Why You Didn’t Hear All About the Shooter in Tennessee

Morgan C. Mullings, Staff Writer

You might be surprised to know that you missed such an impactful and terrifying event.

On Sunday, Sept. 24, one person died and seven were injured in a shooting at Burnette Chapel Church of Christ in Nashville, Tenn.

The alleged shooter, a Sudanese documented immigrant, had attended the church before. He quit his job as a security guard the day of the shooting.

Alt-Right publications are berating the mainstream media for “ignoring” the issue of a black man shooting indiscriminately at a predominantly white church. However, the media didn’t ignore it — we did. Suspect Emanuel Kidega Samson has had interactions with the police three separate times before, according to CNN. His ex-girlfriend reported that he was violent with her in the past, and his father says Samson has attempted suicide.

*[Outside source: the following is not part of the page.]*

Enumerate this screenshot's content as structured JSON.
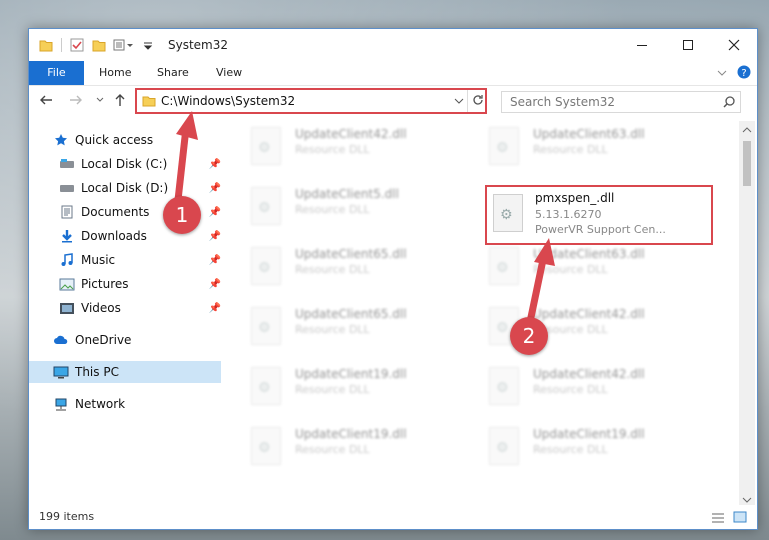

The Washington Post says people close to the investigation found a note in his car that referenced Dylann Roof, the man who killed nine black worshippers at a historically black church in Charleston.

The reason you haven’t heard this story is that those who know have most likely been uncomfortable discussing it. What activist would want to talk about a black man possibly taking his revenge on innocent white people?

However, those of us who tweet and post in the name of social justice should have done better. We have to educate people on how disgusting this is. We have to let people know that there is an extreme difference between those who advocate for Black Lives Matter, and this murderer.

Roof’s hate crime devastated the black community, and white supremacist attitudes are still dangerous to people across the country. However, letting anger ruminate to the point where murder seems okay, instead of voicing your opinion and leading activism in your community is the opposite of progress.

People who claim the far right have a right to look to those associated with “leftist” ideas and ask, “what does this mean for activists?”

As an activist for any cause, it’s our job to make it clear what we stand for and what we don’t. We have to have tough conversations not only with others who are ignorant of our causes, but with ourselves, too.

Nobody should stand with suspect Samson and he will not be made the poster for black retribution. The large amount of resources out there are for our use, and if we don’t use the knowledge we do gain, we can never educate others on what we think should change.